Saturday, 1 February 2020

Introduction.


Latest Update 11th October 2020.
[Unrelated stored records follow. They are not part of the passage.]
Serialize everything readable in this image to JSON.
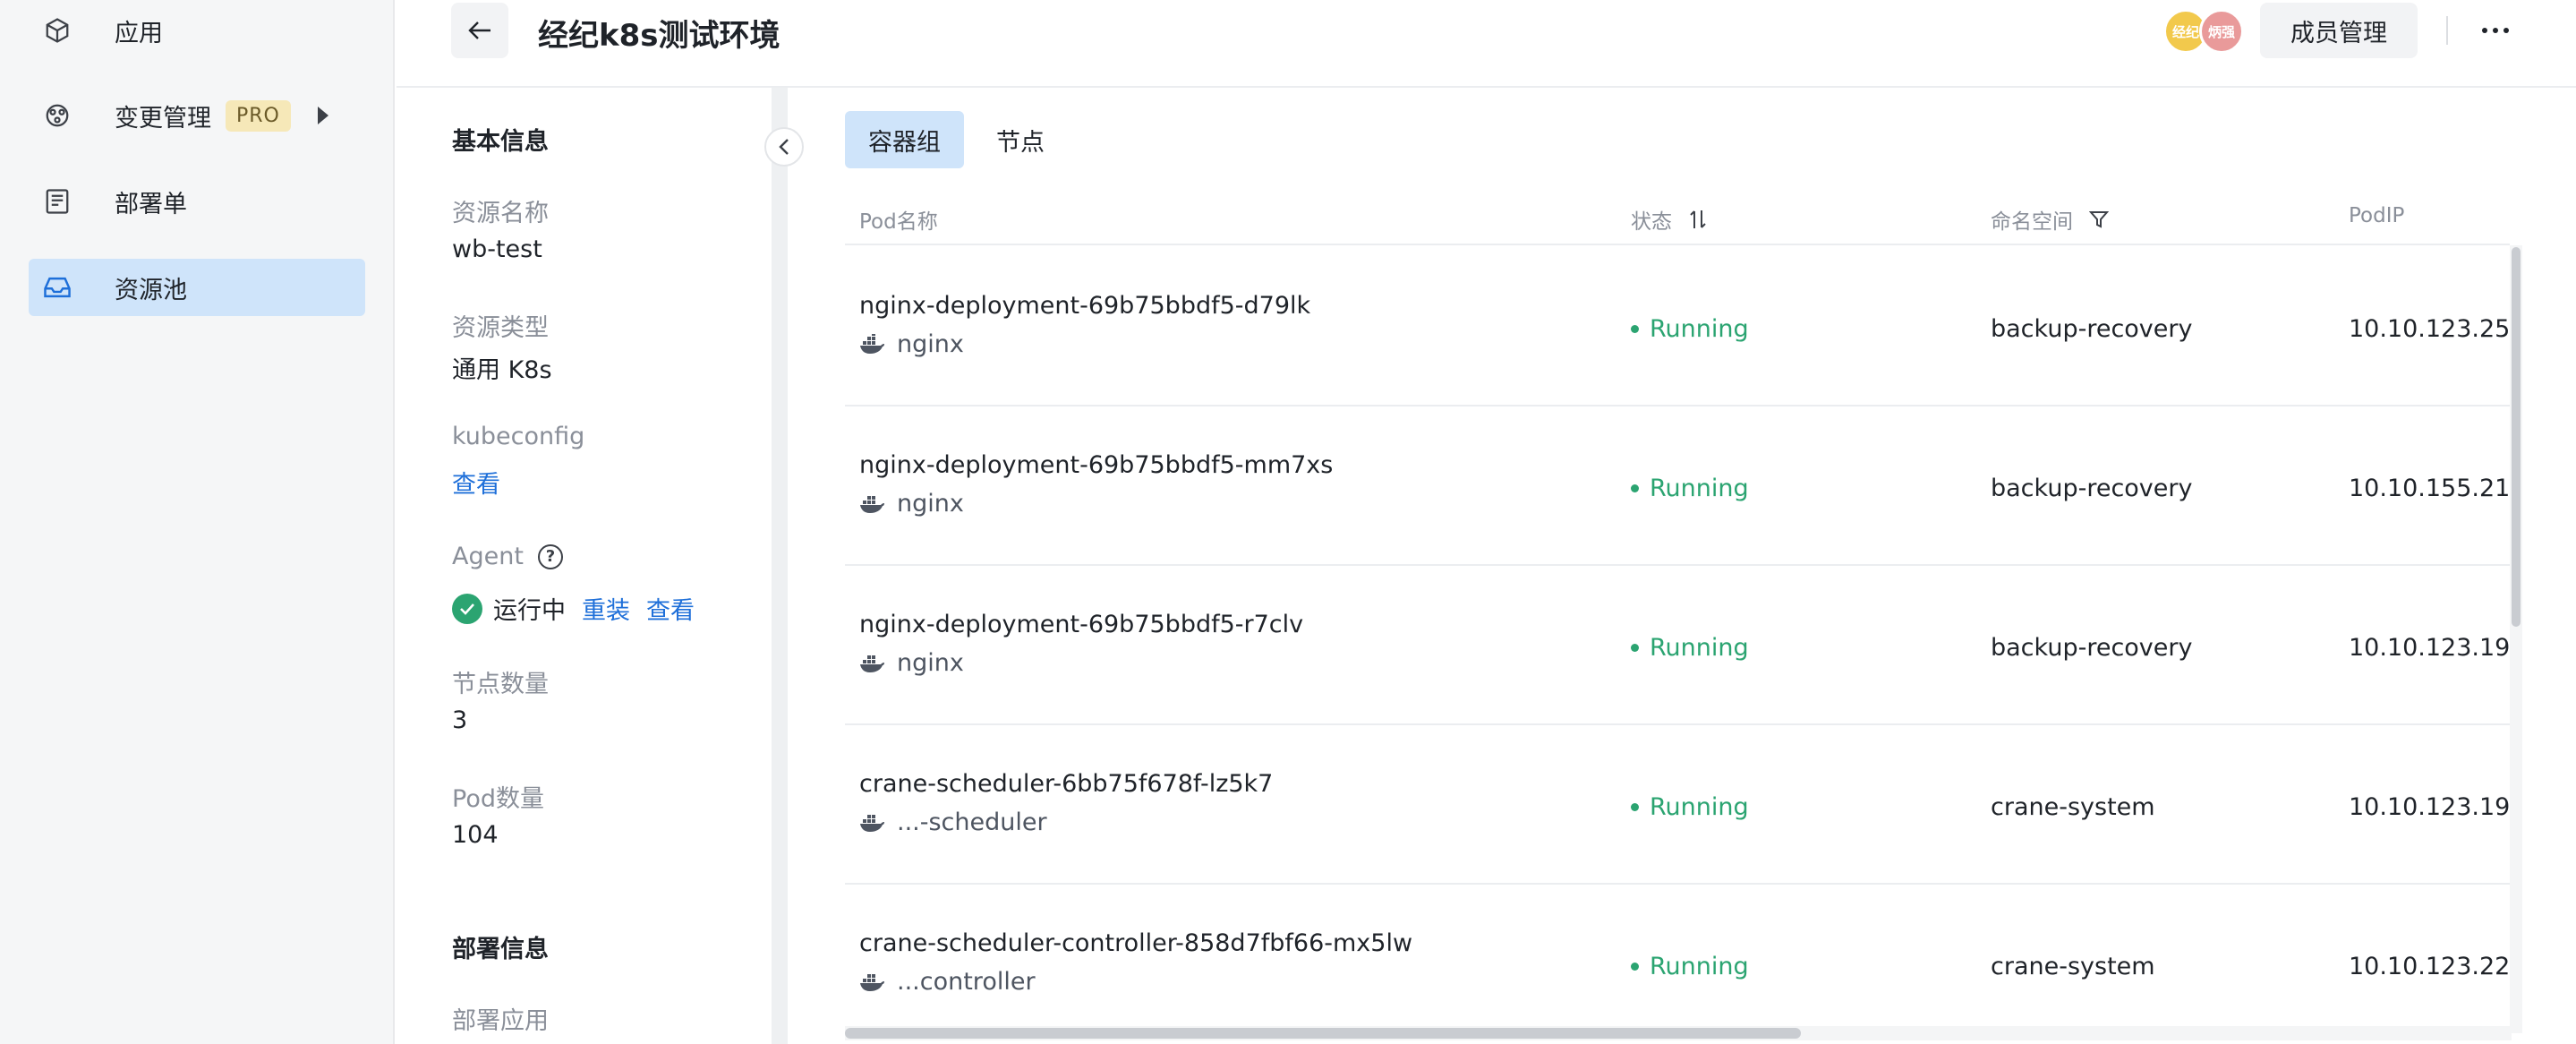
{
  "nav": {
    "items": [
      {
        "label": "应用",
        "icon": "cube-icon"
      },
      {
        "label": "变更管理",
        "icon": "flow-icon",
        "badge": "PRO"
      },
      {
        "label": "部署单",
        "icon": "document-icon"
      },
      {
        "label": "资源池",
        "icon": "inbox-icon",
        "active": true
      }
    ]
  },
  "header": {
    "title": "经纪k8s测试环境",
    "avatars": [
      "经纪",
      "炳强"
    ],
    "member_button": "成员管理"
  },
  "info": {
    "basic_title": "基本信息",
    "resource_name_label": "资源名称",
    "resource_name": "wb-test",
    "resource_type_label": "资源类型",
    "resource_type": "通用 K8s",
    "kubeconfig_label": "kubeconfig",
    "kubeconfig_link": "查看",
    "agent_label": "Agent",
    "agent_status": "运行中",
    "agent_reinstall": "重装",
    "agent_view": "查看",
    "node_count_label": "节点数量",
    "node_count": "3",
    "pod_count_label": "Pod数量",
    "pod_count": "104",
    "deploy_title": "部署信息",
    "deploy_app_label": "部署应用"
  },
  "tabs": [
    {
      "label": "容器组",
      "active": true
    },
    {
      "label": "节点",
      "active": false
    }
  ],
  "table": {
    "columns": {
      "name": "Pod名称",
      "status": "状态",
      "namespace": "命名空间",
      "ip": "PodIP"
    },
    "rows": [
      {
        "name": "nginx-deployment-69b75bbdf5-d79lk",
        "container": "nginx",
        "status": "Running",
        "namespace": "backup-recovery",
        "ip": "10.10.123.25"
      },
      {
        "name": "nginx-deployment-69b75bbdf5-mm7xs",
        "container": "nginx",
        "status": "Running",
        "namespace": "backup-recovery",
        "ip": "10.10.155.21"
      },
      {
        "name": "nginx-deployment-69b75bbdf5-r7clv",
        "container": "nginx",
        "status": "Running",
        "namespace": "backup-recovery",
        "ip": "10.10.123.19"
      },
      {
        "name": "crane-scheduler-6bb75f678f-lz5k7",
        "container": "...-scheduler",
        "status": "Running",
        "namespace": "crane-system",
        "ip": "10.10.123.19"
      },
      {
        "name": "crane-scheduler-controller-858d7fbf66-mx5lw",
        "container": "...controller",
        "status": "Running",
        "namespace": "crane-system",
        "ip": "10.10.123.22"
      }
    ]
  },
  "colors": {
    "accent": "#1e6fd9",
    "active_bg": "#cfe4fa",
    "running": "#2ba471",
    "pro_badge_bg": "#f6e8b8"
  }
}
This blog shows you how I developed no-dig organic systems in my garden which :-   
  • Minimise water use for growing fruit and vegetables in a warm temperate (drought prone) climate. I use Ecobed (wicking bed) and drip line technology to irrigate all my plants.
  • Capture rainwater from my roof and use it to irrigate my Ecobeds and propagators. Rainwater is free of the chemicals used in municipal water supplies to control microbial build up on the walls of water distribution pipes. I would not like to see these dangerous chemicals build up in my Ecobed water tanks.  It would seriously compromise soil biology and plant growth.
  • Provide an abundant supply of homemade compost and its derivatives for use on my soil and on my plant's foliage. I use these materials to feed the beneficial microbes that live there thus providing nutrition and health care for my plants.
  • Propagate seedlings all year round in a protected environment.
  • Exclude airborne pests and adverse weather conditions from my Ecobeds in the warmer months of the year.
Although I've made compost for over 50 years with good results, its only since I retired in 2010 that I became aware of the essential part played by soil microbiology in the health and wellbeing of all plants and animals.  Their activities have enabled life on earth to prosper for millions of years without the need for synthetic chemicals, and industrial agriculture.
The systems I have adopted in my garden are designed to emulate nature in the following ways:- 
  • Homemade compost and compost extract are applied to the surface of the soil and are designed to imitate natures way of recycling the excreta and remains of dead animals and vegetation.  Natural soils are full of microorganisms and small animals that break down this organic debris and provide food for the plants.
  • I practice no-dig organic gardening to avoid disturbing a healthy soil's complex structure.  Microbes create aggregates of soil particles to provide themselves with protection from microscopic predators.  The spaces between these aggregates allow water and air to flow to plant's roots, and the aggregates can store surplus water and nutrients which plants access. 
  • I propagate seeds and cuttings in custom designed and home built propagators.  When they are ready, they are transplanted into the soil with minimal disturbance to their root balls and the soil they are planted in.
  • Check out the links in the Page Index (the left sidebar).  They take you to blog pages which cover why and how I grow nutrient rich organic food and how I built the equipment used in the process.
  • In the resources section there are links to presentations by people whose opinions I value. The subject matter is summed up in the phrase "Healthy Soils: Healthy People: Healthy Planet".